- _Data_:

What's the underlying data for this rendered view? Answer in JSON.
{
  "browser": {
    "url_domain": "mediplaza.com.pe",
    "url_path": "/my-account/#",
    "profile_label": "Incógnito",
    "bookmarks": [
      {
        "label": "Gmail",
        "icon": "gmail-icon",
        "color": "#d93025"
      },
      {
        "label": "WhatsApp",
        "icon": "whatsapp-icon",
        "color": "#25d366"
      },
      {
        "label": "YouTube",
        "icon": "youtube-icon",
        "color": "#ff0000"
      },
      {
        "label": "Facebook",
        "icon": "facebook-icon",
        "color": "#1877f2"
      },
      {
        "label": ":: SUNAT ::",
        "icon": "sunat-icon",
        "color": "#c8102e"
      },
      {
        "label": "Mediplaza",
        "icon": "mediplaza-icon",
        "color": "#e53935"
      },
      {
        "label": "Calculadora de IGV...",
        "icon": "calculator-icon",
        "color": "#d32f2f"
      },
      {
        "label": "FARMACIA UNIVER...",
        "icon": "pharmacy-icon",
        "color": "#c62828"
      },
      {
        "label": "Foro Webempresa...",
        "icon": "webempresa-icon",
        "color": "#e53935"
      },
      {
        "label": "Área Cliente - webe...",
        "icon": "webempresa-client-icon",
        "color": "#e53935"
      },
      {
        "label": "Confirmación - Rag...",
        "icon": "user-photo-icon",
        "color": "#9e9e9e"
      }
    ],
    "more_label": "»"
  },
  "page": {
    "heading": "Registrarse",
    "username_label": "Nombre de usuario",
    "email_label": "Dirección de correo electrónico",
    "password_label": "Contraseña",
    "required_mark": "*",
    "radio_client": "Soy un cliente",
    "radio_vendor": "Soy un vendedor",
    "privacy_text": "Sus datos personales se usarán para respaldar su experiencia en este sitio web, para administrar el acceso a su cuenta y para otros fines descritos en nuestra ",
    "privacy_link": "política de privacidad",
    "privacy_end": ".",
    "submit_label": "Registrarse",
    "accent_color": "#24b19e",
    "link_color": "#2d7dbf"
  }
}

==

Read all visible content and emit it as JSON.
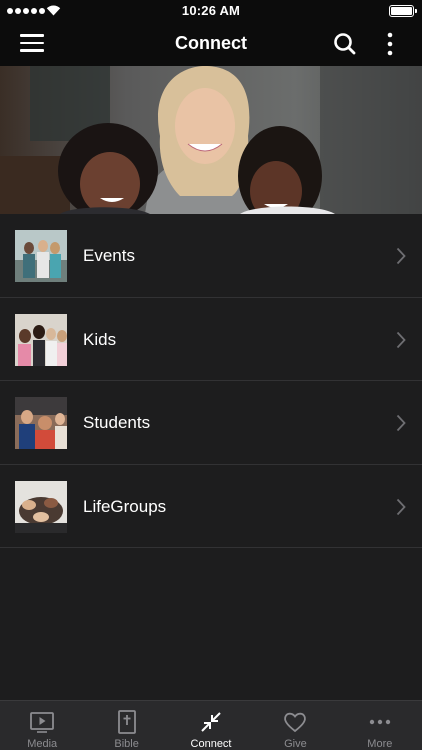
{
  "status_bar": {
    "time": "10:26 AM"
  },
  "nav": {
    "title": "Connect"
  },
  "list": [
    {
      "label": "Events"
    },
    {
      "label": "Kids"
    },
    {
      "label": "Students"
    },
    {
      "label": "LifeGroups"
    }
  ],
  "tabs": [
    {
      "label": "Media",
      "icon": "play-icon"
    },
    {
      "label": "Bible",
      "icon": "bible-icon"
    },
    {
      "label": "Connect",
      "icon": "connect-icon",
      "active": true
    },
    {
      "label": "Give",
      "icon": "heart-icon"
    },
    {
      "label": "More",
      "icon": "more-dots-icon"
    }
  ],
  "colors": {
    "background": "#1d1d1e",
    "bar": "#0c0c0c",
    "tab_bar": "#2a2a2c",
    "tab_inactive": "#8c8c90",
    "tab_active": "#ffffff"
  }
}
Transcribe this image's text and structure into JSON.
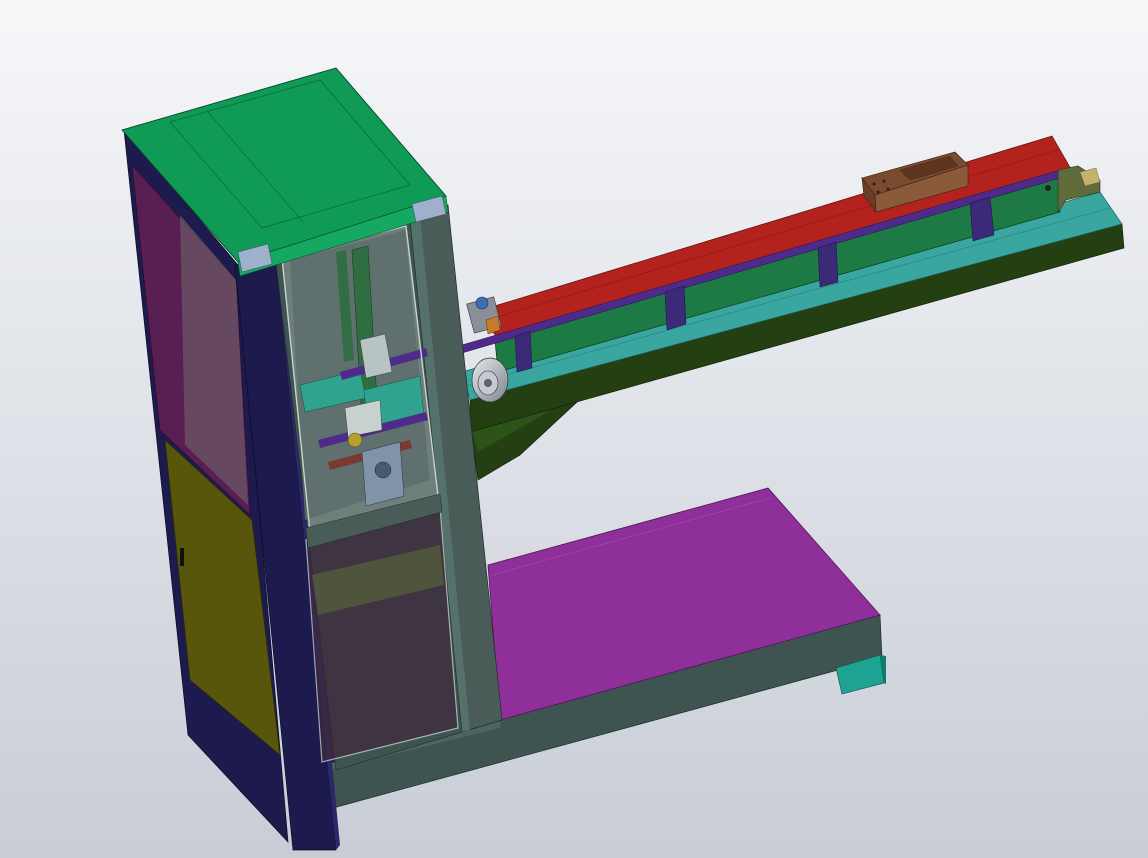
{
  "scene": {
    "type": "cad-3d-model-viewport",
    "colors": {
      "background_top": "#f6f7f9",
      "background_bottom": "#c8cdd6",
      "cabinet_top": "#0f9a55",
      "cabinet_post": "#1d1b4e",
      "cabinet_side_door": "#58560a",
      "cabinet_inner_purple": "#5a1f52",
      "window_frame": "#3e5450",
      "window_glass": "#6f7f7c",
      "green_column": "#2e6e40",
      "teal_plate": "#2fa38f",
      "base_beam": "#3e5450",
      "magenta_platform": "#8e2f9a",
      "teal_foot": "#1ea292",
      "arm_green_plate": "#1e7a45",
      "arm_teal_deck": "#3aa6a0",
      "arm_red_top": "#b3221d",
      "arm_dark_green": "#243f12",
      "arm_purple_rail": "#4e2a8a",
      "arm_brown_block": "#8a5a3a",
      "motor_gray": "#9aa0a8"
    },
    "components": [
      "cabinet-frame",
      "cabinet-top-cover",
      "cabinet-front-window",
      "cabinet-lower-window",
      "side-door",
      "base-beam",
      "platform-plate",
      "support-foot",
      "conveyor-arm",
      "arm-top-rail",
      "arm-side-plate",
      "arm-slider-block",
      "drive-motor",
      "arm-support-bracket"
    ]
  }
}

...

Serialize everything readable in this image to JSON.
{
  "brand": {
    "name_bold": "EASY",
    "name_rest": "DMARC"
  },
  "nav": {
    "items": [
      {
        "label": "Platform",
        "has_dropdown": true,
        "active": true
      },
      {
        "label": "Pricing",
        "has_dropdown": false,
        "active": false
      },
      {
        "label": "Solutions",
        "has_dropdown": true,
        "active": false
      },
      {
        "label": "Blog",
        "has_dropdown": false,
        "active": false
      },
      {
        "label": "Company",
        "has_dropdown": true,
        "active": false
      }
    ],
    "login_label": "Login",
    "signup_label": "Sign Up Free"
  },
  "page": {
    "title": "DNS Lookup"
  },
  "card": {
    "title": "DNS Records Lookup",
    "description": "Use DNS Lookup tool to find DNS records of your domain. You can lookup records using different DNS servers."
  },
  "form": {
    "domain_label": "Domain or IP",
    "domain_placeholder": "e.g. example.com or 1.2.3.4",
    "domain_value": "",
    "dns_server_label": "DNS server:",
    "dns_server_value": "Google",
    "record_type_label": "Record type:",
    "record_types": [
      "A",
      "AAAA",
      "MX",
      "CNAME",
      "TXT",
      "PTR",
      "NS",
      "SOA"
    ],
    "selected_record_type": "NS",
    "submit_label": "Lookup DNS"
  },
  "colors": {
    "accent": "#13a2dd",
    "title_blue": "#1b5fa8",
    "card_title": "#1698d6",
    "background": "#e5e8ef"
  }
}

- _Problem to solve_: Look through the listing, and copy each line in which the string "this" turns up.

- _Task answer_:
What's the underlying data for this rendered view? Answer in JSON.
Transcribe this image's text and structure into JSON.
Serialize everything readable in this image to JSON.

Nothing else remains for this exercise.